### THE TASK:
Could you retype the entries below exactly, omitting every picture?

BEGIN INPUT DATA

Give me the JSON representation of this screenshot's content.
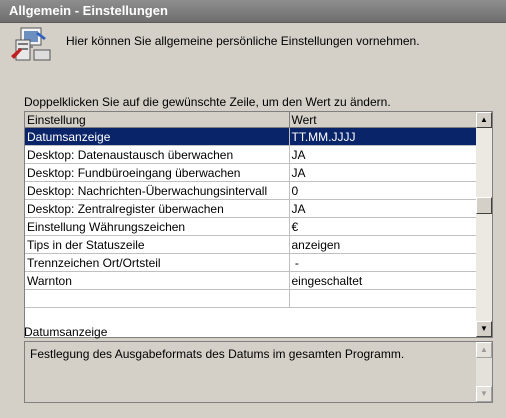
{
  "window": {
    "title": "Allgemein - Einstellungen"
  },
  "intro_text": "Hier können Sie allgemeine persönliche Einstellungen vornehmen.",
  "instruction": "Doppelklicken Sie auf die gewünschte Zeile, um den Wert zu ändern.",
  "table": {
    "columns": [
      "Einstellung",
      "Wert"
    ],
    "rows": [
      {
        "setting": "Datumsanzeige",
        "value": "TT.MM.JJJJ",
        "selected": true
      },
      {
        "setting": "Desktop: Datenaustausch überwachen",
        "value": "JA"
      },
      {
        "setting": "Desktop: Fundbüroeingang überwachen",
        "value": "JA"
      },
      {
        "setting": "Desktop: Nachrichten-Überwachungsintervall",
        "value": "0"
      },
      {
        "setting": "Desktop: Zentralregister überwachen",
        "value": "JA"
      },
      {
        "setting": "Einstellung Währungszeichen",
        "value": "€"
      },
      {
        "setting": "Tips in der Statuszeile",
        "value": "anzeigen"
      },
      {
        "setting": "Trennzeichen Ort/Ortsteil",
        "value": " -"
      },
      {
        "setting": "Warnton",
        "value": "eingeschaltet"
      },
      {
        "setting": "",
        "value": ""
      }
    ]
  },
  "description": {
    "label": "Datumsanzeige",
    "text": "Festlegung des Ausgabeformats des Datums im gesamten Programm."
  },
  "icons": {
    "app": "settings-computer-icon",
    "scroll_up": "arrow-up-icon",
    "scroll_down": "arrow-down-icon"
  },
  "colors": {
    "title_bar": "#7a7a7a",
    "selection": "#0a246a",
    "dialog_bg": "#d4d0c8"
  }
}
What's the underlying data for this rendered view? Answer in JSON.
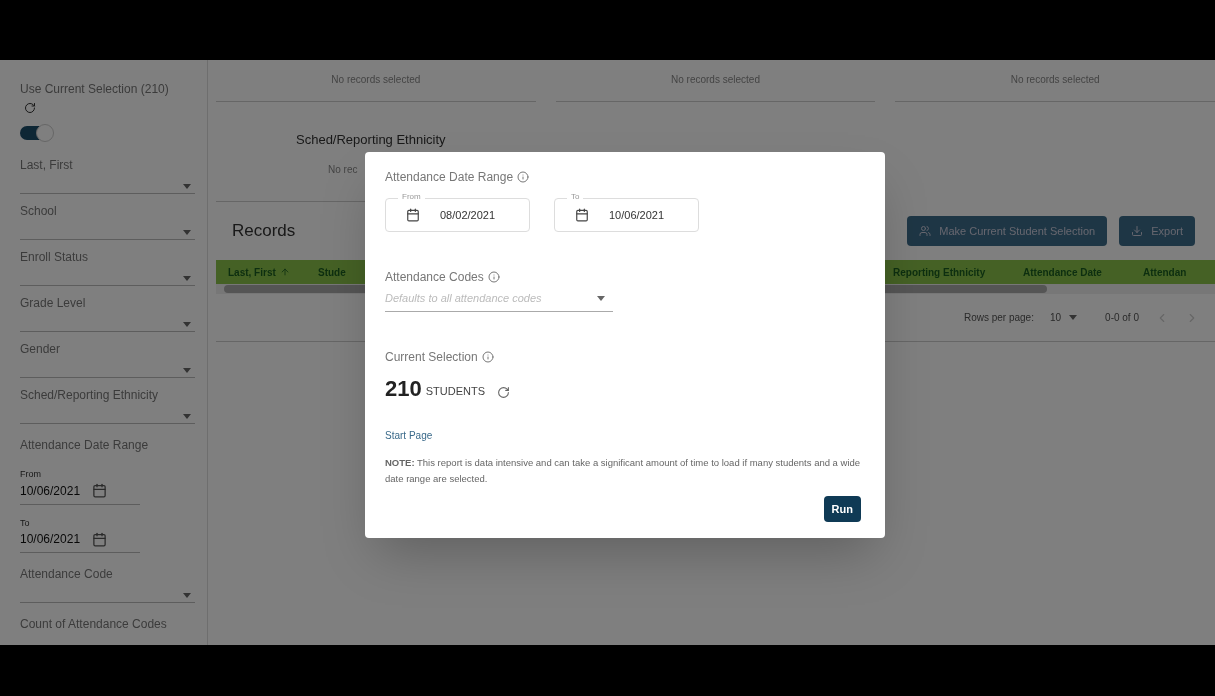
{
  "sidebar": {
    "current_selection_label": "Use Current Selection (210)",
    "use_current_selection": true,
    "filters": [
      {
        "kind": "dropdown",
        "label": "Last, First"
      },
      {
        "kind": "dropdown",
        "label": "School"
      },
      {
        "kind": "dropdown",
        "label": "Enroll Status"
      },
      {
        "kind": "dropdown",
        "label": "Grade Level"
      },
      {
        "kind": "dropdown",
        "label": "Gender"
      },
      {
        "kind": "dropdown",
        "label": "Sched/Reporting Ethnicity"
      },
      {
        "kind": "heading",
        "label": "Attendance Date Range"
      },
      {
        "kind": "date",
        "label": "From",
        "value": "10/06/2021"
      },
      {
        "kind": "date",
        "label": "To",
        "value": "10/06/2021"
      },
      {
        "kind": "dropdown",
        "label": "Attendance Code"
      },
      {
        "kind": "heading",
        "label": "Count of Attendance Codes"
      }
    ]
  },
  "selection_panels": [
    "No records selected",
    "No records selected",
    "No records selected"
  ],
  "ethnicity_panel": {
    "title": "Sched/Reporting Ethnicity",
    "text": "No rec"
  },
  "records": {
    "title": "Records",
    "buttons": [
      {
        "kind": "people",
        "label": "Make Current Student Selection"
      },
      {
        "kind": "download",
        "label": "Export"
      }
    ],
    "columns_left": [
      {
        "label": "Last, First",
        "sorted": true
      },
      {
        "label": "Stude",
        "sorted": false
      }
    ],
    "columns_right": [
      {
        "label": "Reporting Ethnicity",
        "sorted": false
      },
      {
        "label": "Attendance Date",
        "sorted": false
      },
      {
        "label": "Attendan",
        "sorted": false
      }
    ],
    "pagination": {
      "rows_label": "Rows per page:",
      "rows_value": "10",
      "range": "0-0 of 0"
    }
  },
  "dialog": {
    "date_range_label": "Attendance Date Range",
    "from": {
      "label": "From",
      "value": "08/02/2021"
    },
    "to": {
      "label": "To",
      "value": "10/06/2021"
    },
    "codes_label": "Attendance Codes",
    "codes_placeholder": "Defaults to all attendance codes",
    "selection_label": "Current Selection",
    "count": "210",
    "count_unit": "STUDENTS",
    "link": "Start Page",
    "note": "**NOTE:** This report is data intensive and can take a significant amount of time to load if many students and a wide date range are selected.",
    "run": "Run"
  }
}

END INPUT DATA

### ANSWER TO THE PROBLEM:
Give me the JSON representation of this screenshot's content.
{
  "window": {
    "title": "Allgemein - Einstellungen"
  },
  "intro_text": "Hier können Sie allgemeine persönliche Einstellungen vornehmen.",
  "instruction": "Doppelklicken Sie auf die gewünschte Zeile, um den Wert zu ändern.",
  "table": {
    "columns": [
      "Einstellung",
      "Wert"
    ],
    "rows": [
      {
        "setting": "Datumsanzeige",
        "value": "TT.MM.JJJJ",
        "selected": true
      },
      {
        "setting": "Desktop: Datenaustausch überwachen",
        "value": "JA"
      },
      {
        "setting": "Desktop: Fundbüroeingang überwachen",
        "value": "JA"
      },
      {
        "setting": "Desktop: Nachrichten-Überwachungsintervall",
        "value": "0"
      },
      {
        "setting": "Desktop: Zentralregister überwachen",
        "value": "JA"
      },
      {
        "setting": "Einstellung Währungszeichen",
        "value": "€"
      },
      {
        "setting": "Tips in der Statuszeile",
        "value": "anzeigen"
      },
      {
        "setting": "Trennzeichen Ort/Ortsteil",
        "value": " -"
      },
      {
        "setting": "Warnton",
        "value": "eingeschaltet"
      },
      {
        "setting": "",
        "value": ""
      }
    ]
  },
  "description": {
    "label": "Datumsanzeige",
    "text": "Festlegung des Ausgabeformats des Datums im gesamten Programm."
  },
  "icons": {
    "app": "settings-computer-icon",
    "scroll_up": "arrow-up-icon",
    "scroll_down": "arrow-down-icon"
  },
  "colors": {
    "title_bar": "#7a7a7a",
    "selection": "#0a246a",
    "dialog_bg": "#d4d0c8"
  }
}
What's the underlying data for this rendered view? Answer in JSON.
{
  "sidebar": {
    "current_selection_label": "Use Current Selection (210)",
    "use_current_selection": true,
    "filters": [
      {
        "kind": "dropdown",
        "label": "Last, First"
      },
      {
        "kind": "dropdown",
        "label": "School"
      },
      {
        "kind": "dropdown",
        "label": "Enroll Status"
      },
      {
        "kind": "dropdown",
        "label": "Grade Level"
      },
      {
        "kind": "dropdown",
        "label": "Gender"
      },
      {
        "kind": "dropdown",
        "label": "Sched/Reporting Ethnicity"
      },
      {
        "kind": "heading",
        "label": "Attendance Date Range"
      },
      {
        "kind": "date",
        "label": "From",
        "value": "10/06/2021"
      },
      {
        "kind": "date",
        "label": "To",
        "value": "10/06/2021"
      },
      {
        "kind": "dropdown",
        "label": "Attendance Code"
      },
      {
        "kind": "heading",
        "label": "Count of Attendance Codes"
      }
    ]
  },
  "selection_panels": [
    "No records selected",
    "No records selected",
    "No records selected"
  ],
  "ethnicity_panel": {
    "title": "Sched/Reporting Ethnicity",
    "text": "No rec"
  },
  "records": {
    "title": "Records",
    "buttons": [
      {
        "kind": "people",
        "label": "Make Current Student Selection"
      },
      {
        "kind": "download",
        "label": "Export"
      }
    ],
    "columns_left": [
      {
        "label": "Last, First",
        "sorted": true
      },
      {
        "label": "Stude",
        "sorted": false
      }
    ],
    "columns_right": [
      {
        "label": "Reporting Ethnicity",
        "sorted": false
      },
      {
        "label": "Attendance Date",
        "sorted": false
      },
      {
        "label": "Attendan",
        "sorted": false
      }
    ],
    "pagination": {
      "rows_label": "Rows per page:",
      "rows_value": "10",
      "range": "0-0 of 0"
    }
  },
  "dialog": {
    "date_range_label": "Attendance Date Range",
    "from": {
      "label": "From",
      "value": "08/02/2021"
    },
    "to": {
      "label": "To",
      "value": "10/06/2021"
    },
    "codes_label": "Attendance Codes",
    "codes_placeholder": "Defaults to all attendance codes",
    "selection_label": "Current Selection",
    "count": "210",
    "count_unit": "STUDENTS",
    "link": "Start Page",
    "note": "**NOTE:** This report is data intensive and can take a significant amount of time to load if many students and a wide date range are selected.",
    "run": "Run"
  }
}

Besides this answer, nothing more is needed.